◆ Exercise instructions ◆
The result should be all the records, exact and complete, without a single picture.

◆ Dataset entries ◆
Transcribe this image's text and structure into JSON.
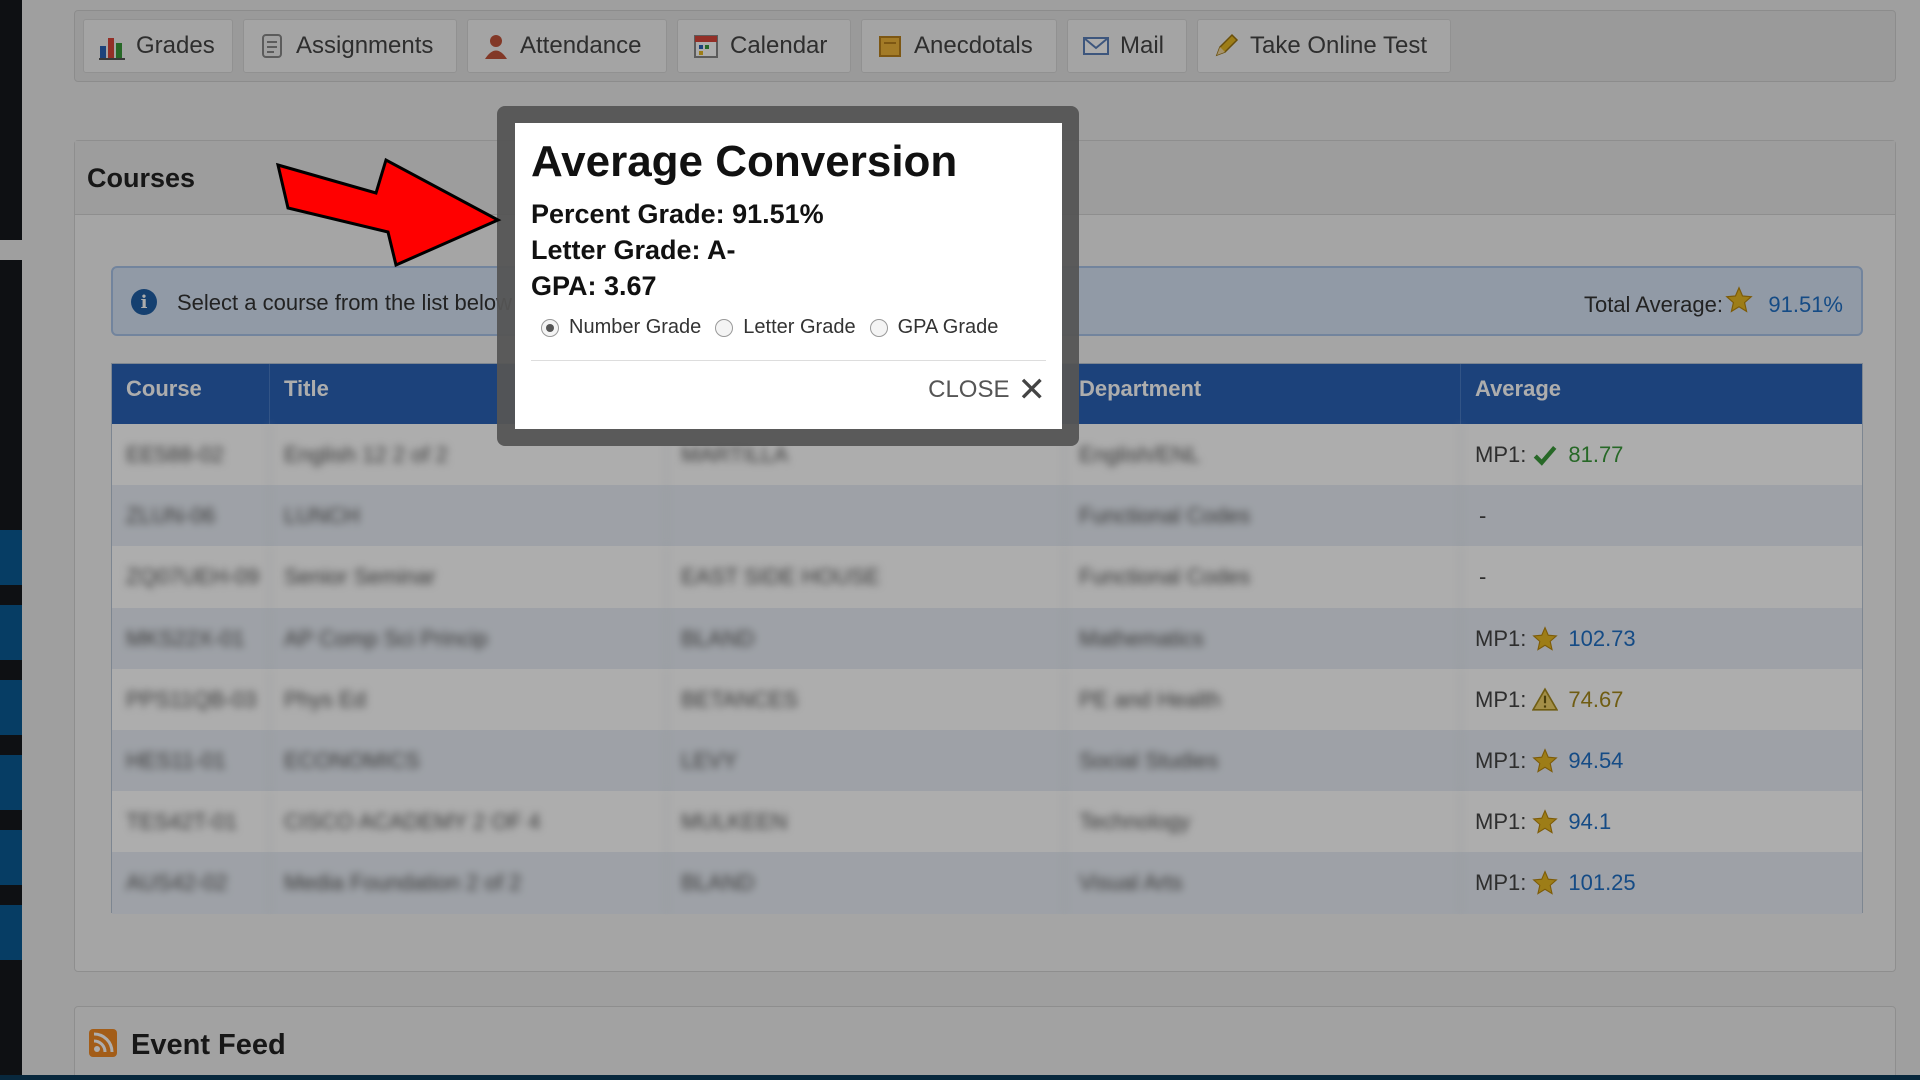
{
  "nav": {
    "tabs": [
      {
        "label": "Grades",
        "icon": "bar-chart-icon"
      },
      {
        "label": "Assignments",
        "icon": "assignment-icon"
      },
      {
        "label": "Attendance",
        "icon": "person-icon"
      },
      {
        "label": "Calendar",
        "icon": "calendar-icon"
      },
      {
        "label": "Anecdotals",
        "icon": "note-icon"
      },
      {
        "label": "Mail",
        "icon": "envelope-icon"
      },
      {
        "label": "Take Online Test",
        "icon": "pencil-icon"
      }
    ]
  },
  "courses": {
    "title": "Courses",
    "info_text": "Select a course from the list below",
    "total_label": "Total Average:",
    "total_value": "91.51%",
    "columns": [
      "Course",
      "Title",
      "",
      "Department",
      "Average"
    ],
    "rows": [
      {
        "course": "EE588-02",
        "title": "English 12 2 of 2",
        "teacher": "MARTILLA",
        "department": "English/ENL",
        "mp": "MP1:",
        "average": "81.77",
        "status": "check",
        "color": "#3a9a3a"
      },
      {
        "course": "ZLUN-06",
        "title": "LUNCH",
        "teacher": "",
        "department": "Functional Codes",
        "mp": "",
        "average": "-",
        "status": "none",
        "color": "#444444"
      },
      {
        "course": "ZQ07UEH-09",
        "title": "Senior Seminar",
        "teacher": "EAST SIDE HOUSE",
        "department": "Functional Codes",
        "mp": "",
        "average": "-",
        "status": "none",
        "color": "#444444"
      },
      {
        "course": "MKS22X-01",
        "title": "AP Comp Sci Princip",
        "teacher": "BLAND",
        "department": "Mathematics",
        "mp": "MP1:",
        "average": "102.73",
        "status": "star",
        "color": "#1f6fc5"
      },
      {
        "course": "PPS11QB-03",
        "title": "Phys Ed",
        "teacher": "BETANCES",
        "department": "PE and Health",
        "mp": "MP1:",
        "average": "74.67",
        "status": "warning",
        "color": "#a58a1c"
      },
      {
        "course": "HES11-01",
        "title": "ECONOMICS",
        "teacher": "LEVY",
        "department": "Social Studies",
        "mp": "MP1:",
        "average": "94.54",
        "status": "star",
        "color": "#1f6fc5"
      },
      {
        "course": "TES42T-01",
        "title": "CISCO ACADEMY 2 OF 4",
        "teacher": "MULKEEN",
        "department": "Technology",
        "mp": "MP1:",
        "average": "94.1",
        "status": "star",
        "color": "#1f6fc5"
      },
      {
        "course": "AUS42-02",
        "title": "Media Foundation 2 of 2",
        "teacher": "BLAND",
        "department": "Visual Arts",
        "mp": "MP1:",
        "average": "101.25",
        "status": "star",
        "color": "#1f6fc5"
      }
    ]
  },
  "event_feed": {
    "title": "Event Feed",
    "icon": "rss-icon"
  },
  "modal": {
    "title": "Average Conversion",
    "percent_line": "Percent Grade: 91.51%",
    "letter_line": "Letter Grade: A-",
    "gpa_line": "GPA: 3.67",
    "options": [
      {
        "label": "Number Grade",
        "selected": true
      },
      {
        "label": "Letter Grade",
        "selected": false
      },
      {
        "label": "GPA Grade",
        "selected": false
      }
    ],
    "close_label": "CLOSE"
  },
  "colors": {
    "header_blue": "#2a62b6",
    "link_blue": "#1f6fc5",
    "arrow_red": "#ff0000",
    "star_gold": "#e8b923"
  }
}
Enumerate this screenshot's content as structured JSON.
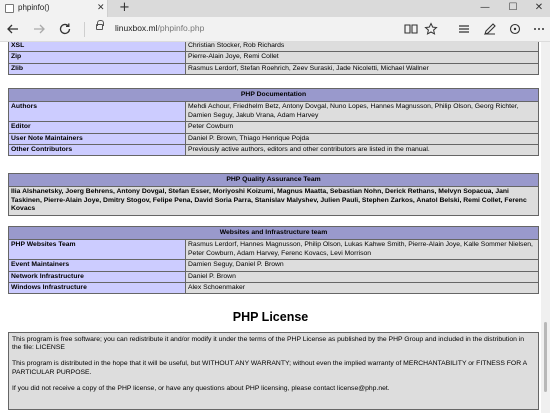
{
  "browser": {
    "tab_title": "phpinfo()",
    "tab_close": "✕",
    "new_tab": "+",
    "minimize": "—",
    "maximize": "☐",
    "close": "✕",
    "url_domain": "linuxbox.ml",
    "url_path": "/phpinfo.php",
    "icons": [
      "back-arrow-icon",
      "forward-arrow-icon",
      "refresh-icon",
      "lock-icon",
      "reading-view-icon",
      "favorite-star-icon",
      "hub-icon",
      "web-note-icon",
      "share-icon",
      "more-icon"
    ]
  },
  "top_rows": [
    {
      "label": "XSL",
      "value": "Christian Stocker, Rob Richards"
    },
    {
      "label": "Zip",
      "value": "Pierre-Alain Joye, Remi Collet"
    },
    {
      "label": "Zlib",
      "value": "Rasmus Lerdorf, Stefan Roehrich, Zeev Suraski, Jade Nicoletti, Michael Wallner"
    }
  ],
  "documentation": {
    "header": "PHP Documentation",
    "rows": [
      {
        "label": "Authors",
        "value": "Mehdi Achour, Friedhelm Betz, Antony Dovgal, Nuno Lopes, Hannes Magnusson, Philip Olson, Georg Richter, Damien Seguy, Jakub Vrana, Adam Harvey"
      },
      {
        "label": "Editor",
        "value": "Peter Cowburn"
      },
      {
        "label": "User Note Maintainers",
        "value": "Daniel P. Brown, Thiago Henrique Pojda"
      },
      {
        "label": "Other Contributors",
        "value": "Previously active authors, editors and other contributors are listed in the manual."
      }
    ]
  },
  "qa": {
    "header": "PHP Quality Assurance Team",
    "text": "Ilia Alshanetsky, Joerg Behrens, Antony Dovgal, Stefan Esser, Moriyoshi Koizumi, Magnus Maatta, Sebastian Nohn, Derick Rethans, Melvyn Sopacua, Jani Taskinen, Pierre-Alain Joye, Dmitry Stogov, Felipe Pena, David Soria Parra, Stanislav Malyshev, Julien Pauli, Stephen Zarkos, Anatol Belski, Remi Collet, Ferenc Kovacs"
  },
  "infra": {
    "header": "Websites and Infrastructure team",
    "rows": [
      {
        "label": "PHP Websites Team",
        "value": "Rasmus Lerdorf, Hannes Magnusson, Philip Olson, Lukas Kahwe Smith, Pierre-Alain Joye, Kalle Sommer Nielsen, Peter Cowburn, Adam Harvey, Ferenc Kovacs, Levi Morrison"
      },
      {
        "label": "Event Maintainers",
        "value": "Damien Seguy, Daniel P. Brown"
      },
      {
        "label": "Network Infrastructure",
        "value": "Daniel P. Brown"
      },
      {
        "label": "Windows Infrastructure",
        "value": "Alex Schoenmaker"
      }
    ]
  },
  "license": {
    "title": "PHP License",
    "p1": "This program is free software; you can redistribute it and/or modify it under the terms of the PHP License as published by the PHP Group and included in the distribution in the file: LICENSE",
    "p2": "This program is distributed in the hope that it will be useful, but WITHOUT ANY WARRANTY; without even the implied warranty of MERCHANTABILITY or FITNESS FOR A PARTICULAR PURPOSE.",
    "p3": "If you did not receive a copy of the PHP license, or have any questions about PHP licensing, please contact license@php.net."
  }
}
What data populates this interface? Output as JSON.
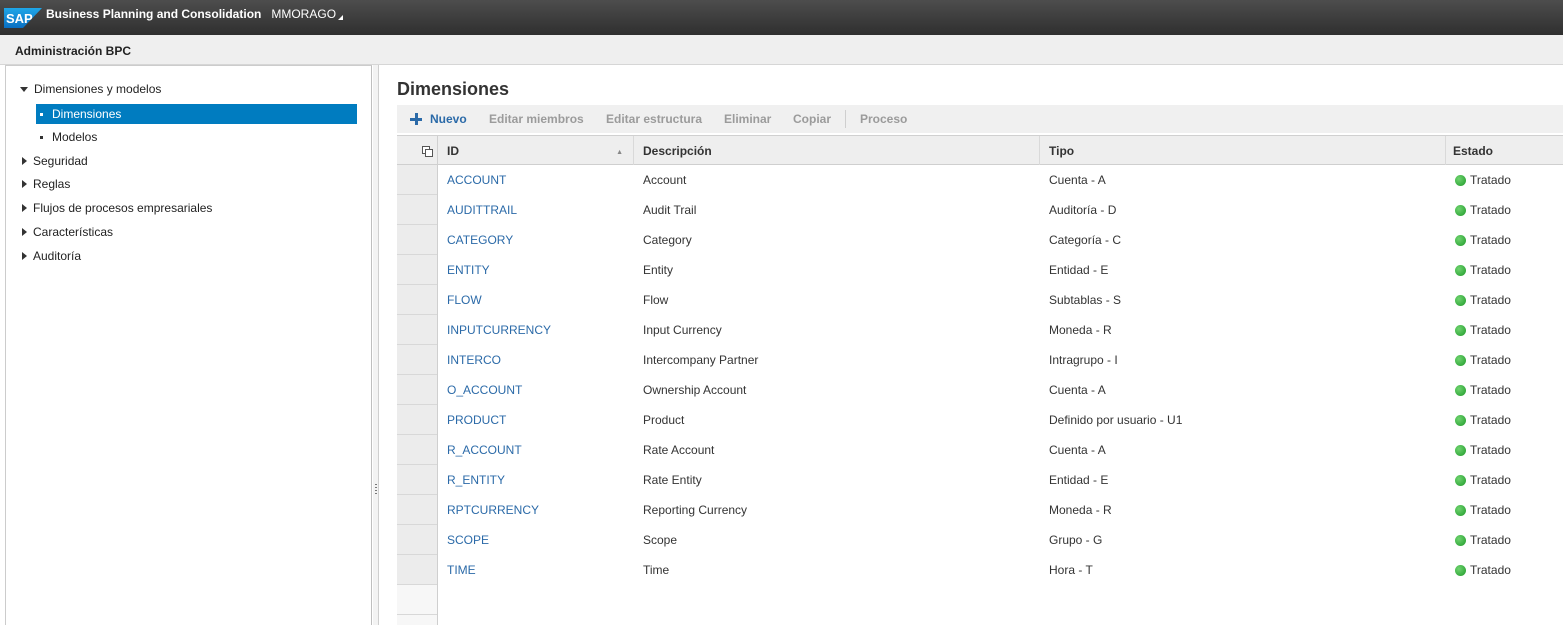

◆ Task response ◆
Transcribe this image's text and structure into JSON.
{
  "nav": {
    "tabs": [
      {
        "label": "Grades",
        "icon": "bar-chart-icon"
      },
      {
        "label": "Assignments",
        "icon": "assignment-icon"
      },
      {
        "label": "Attendance",
        "icon": "person-icon"
      },
      {
        "label": "Calendar",
        "icon": "calendar-icon"
      },
      {
        "label": "Anecdotals",
        "icon": "note-icon"
      },
      {
        "label": "Mail",
        "icon": "envelope-icon"
      },
      {
        "label": "Take Online Test",
        "icon": "pencil-icon"
      }
    ]
  },
  "courses": {
    "title": "Courses",
    "info_text": "Select a course from the list below",
    "total_label": "Total Average:",
    "total_value": "91.51%",
    "columns": [
      "Course",
      "Title",
      "",
      "Department",
      "Average"
    ],
    "rows": [
      {
        "course": "EE588-02",
        "title": "English 12 2 of 2",
        "teacher": "MARTILLA",
        "department": "English/ENL",
        "mp": "MP1:",
        "average": "81.77",
        "status": "check",
        "color": "#3a9a3a"
      },
      {
        "course": "ZLUN-06",
        "title": "LUNCH",
        "teacher": "",
        "department": "Functional Codes",
        "mp": "",
        "average": "-",
        "status": "none",
        "color": "#444444"
      },
      {
        "course": "ZQ07UEH-09",
        "title": "Senior Seminar",
        "teacher": "EAST SIDE HOUSE",
        "department": "Functional Codes",
        "mp": "",
        "average": "-",
        "status": "none",
        "color": "#444444"
      },
      {
        "course": "MKS22X-01",
        "title": "AP Comp Sci Princip",
        "teacher": "BLAND",
        "department": "Mathematics",
        "mp": "MP1:",
        "average": "102.73",
        "status": "star",
        "color": "#1f6fc5"
      },
      {
        "course": "PPS11QB-03",
        "title": "Phys Ed",
        "teacher": "BETANCES",
        "department": "PE and Health",
        "mp": "MP1:",
        "average": "74.67",
        "status": "warning",
        "color": "#a58a1c"
      },
      {
        "course": "HES11-01",
        "title": "ECONOMICS",
        "teacher": "LEVY",
        "department": "Social Studies",
        "mp": "MP1:",
        "average": "94.54",
        "status": "star",
        "color": "#1f6fc5"
      },
      {
        "course": "TES42T-01",
        "title": "CISCO ACADEMY 2 OF 4",
        "teacher": "MULKEEN",
        "department": "Technology",
        "mp": "MP1:",
        "average": "94.1",
        "status": "star",
        "color": "#1f6fc5"
      },
      {
        "course": "AUS42-02",
        "title": "Media Foundation 2 of 2",
        "teacher": "BLAND",
        "department": "Visual Arts",
        "mp": "MP1:",
        "average": "101.25",
        "status": "star",
        "color": "#1f6fc5"
      }
    ]
  },
  "event_feed": {
    "title": "Event Feed",
    "icon": "rss-icon"
  },
  "modal": {
    "title": "Average Conversion",
    "percent_line": "Percent Grade: 91.51%",
    "letter_line": "Letter Grade: A-",
    "gpa_line": "GPA: 3.67",
    "options": [
      {
        "label": "Number Grade",
        "selected": true
      },
      {
        "label": "Letter Grade",
        "selected": false
      },
      {
        "label": "GPA Grade",
        "selected": false
      }
    ],
    "close_label": "CLOSE"
  },
  "colors": {
    "header_blue": "#2a62b6",
    "link_blue": "#1f6fc5",
    "arrow_red": "#ff0000",
    "star_gold": "#e8b923"
  }
}
Enumerate this screenshot's content as structured JSON.
{
  "browser": {
    "tab_title": "phpinfo()",
    "tab_close": "✕",
    "new_tab": "+",
    "minimize": "—",
    "maximize": "☐",
    "close": "✕",
    "url_domain": "linuxbox.ml",
    "url_path": "/phpinfo.php",
    "icons": [
      "back-arrow-icon",
      "forward-arrow-icon",
      "refresh-icon",
      "lock-icon",
      "reading-view-icon",
      "favorite-star-icon",
      "hub-icon",
      "web-note-icon",
      "share-icon",
      "more-icon"
    ]
  },
  "top_rows": [
    {
      "label": "XSL",
      "value": "Christian Stocker, Rob Richards"
    },
    {
      "label": "Zip",
      "value": "Pierre-Alain Joye, Remi Collet"
    },
    {
      "label": "Zlib",
      "value": "Rasmus Lerdorf, Stefan Roehrich, Zeev Suraski, Jade Nicoletti, Michael Wallner"
    }
  ],
  "documentation": {
    "header": "PHP Documentation",
    "rows": [
      {
        "label": "Authors",
        "value": "Mehdi Achour, Friedhelm Betz, Antony Dovgal, Nuno Lopes, Hannes Magnusson, Philip Olson, Georg Richter, Damien Seguy, Jakub Vrana, Adam Harvey"
      },
      {
        "label": "Editor",
        "value": "Peter Cowburn"
      },
      {
        "label": "User Note Maintainers",
        "value": "Daniel P. Brown, Thiago Henrique Pojda"
      },
      {
        "label": "Other Contributors",
        "value": "Previously active authors, editors and other contributors are listed in the manual."
      }
    ]
  },
  "qa": {
    "header": "PHP Quality Assurance Team",
    "text": "Ilia Alshanetsky, Joerg Behrens, Antony Dovgal, Stefan Esser, Moriyoshi Koizumi, Magnus Maatta, Sebastian Nohn, Derick Rethans, Melvyn Sopacua, Jani Taskinen, Pierre-Alain Joye, Dmitry Stogov, Felipe Pena, David Soria Parra, Stanislav Malyshev, Julien Pauli, Stephen Zarkos, Anatol Belski, Remi Collet, Ferenc Kovacs"
  },
  "infra": {
    "header": "Websites and Infrastructure team",
    "rows": [
      {
        "label": "PHP Websites Team",
        "value": "Rasmus Lerdorf, Hannes Magnusson, Philip Olson, Lukas Kahwe Smith, Pierre-Alain Joye, Kalle Sommer Nielsen, Peter Cowburn, Adam Harvey, Ferenc Kovacs, Levi Morrison"
      },
      {
        "label": "Event Maintainers",
        "value": "Damien Seguy, Daniel P. Brown"
      },
      {
        "label": "Network Infrastructure",
        "value": "Daniel P. Brown"
      },
      {
        "label": "Windows Infrastructure",
        "value": "Alex Schoenmaker"
      }
    ]
  },
  "license": {
    "title": "PHP License",
    "p1": "This program is free software; you can redistribute it and/or modify it under the terms of the PHP License as published by the PHP Group and included in the distribution in the file: LICENSE",
    "p2": "This program is distributed in the hope that it will be useful, but WITHOUT ANY WARRANTY; without even the implied warranty of MERCHANTABILITY or FITNESS FOR A PARTICULAR PURPOSE.",
    "p3": "If you did not receive a copy of the PHP license, or have any questions about PHP licensing, please contact license@php.net."
  }
}
What data populates this interface? Output as JSON.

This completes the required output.